Pullin A, Frampton G, Livoreil B, Petrokofsky G. Guidelines and Standards for Evidence Synthesis in Environmental Management. Version 5.0. Collaboration of Environmental Evidence. 2018. http://www.environmentalevidence.org/information-for-auth.
Frampton GK, Livoreil B, Petrokofsky G. Eligibility screening in evidence synthesis of environmental management topics. Environ Evid. 2017;6(1):27.
The authors thank all the workshop participants for their work to define the final study questions and other valuable contributions to the protocol. We also want to thank anonymous reviewers for their valuable comments.
This protocol and the forthcoming review are founded by the Finnish Forest Foundation, Grant Number 2018070301. The Foundation has not participated in the development of this protocol in any way.
Ethics approval and consent to participate
Consent for publication
The authors declare that they have no competing interests.
Springer Nature remains neutral with regard to jurisdictional claims in published maps and institutional affiliations.

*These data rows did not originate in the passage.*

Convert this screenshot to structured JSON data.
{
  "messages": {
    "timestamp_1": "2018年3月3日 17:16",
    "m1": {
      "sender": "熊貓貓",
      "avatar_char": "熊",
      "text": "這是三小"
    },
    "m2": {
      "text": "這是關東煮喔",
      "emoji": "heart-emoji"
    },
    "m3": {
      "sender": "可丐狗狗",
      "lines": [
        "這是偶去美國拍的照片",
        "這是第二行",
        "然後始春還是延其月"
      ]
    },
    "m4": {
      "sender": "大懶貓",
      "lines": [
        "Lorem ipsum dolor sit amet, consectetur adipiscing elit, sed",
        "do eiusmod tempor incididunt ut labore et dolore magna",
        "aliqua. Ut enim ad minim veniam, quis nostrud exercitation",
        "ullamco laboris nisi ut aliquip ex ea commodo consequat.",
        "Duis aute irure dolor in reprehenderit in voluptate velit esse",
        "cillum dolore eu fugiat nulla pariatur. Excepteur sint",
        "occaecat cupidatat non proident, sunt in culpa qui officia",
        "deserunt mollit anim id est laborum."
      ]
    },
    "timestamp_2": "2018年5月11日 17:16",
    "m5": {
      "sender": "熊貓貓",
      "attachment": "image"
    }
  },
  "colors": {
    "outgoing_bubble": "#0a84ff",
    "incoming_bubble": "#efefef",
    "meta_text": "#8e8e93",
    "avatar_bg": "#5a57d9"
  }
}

Stakeholder organizations. A list of stakeholder organizations invited to the stakeholder workshop. The ones with bold participated in the workshop.
Test list. A list of articles to test the performance of the search string.
The performance of the search string. Document of testing search string in search engines.
About this article
Cite this article
Häkkilä, M., Savilaakso, S., Johansson, A. et al. Do small protected habitat patches within boreal production forests provide value for biodiversity conservation? A systematic review protocol. Environ Evid 8, 30 (2019). https://doi.org/10.1186/s13750-019-0176-0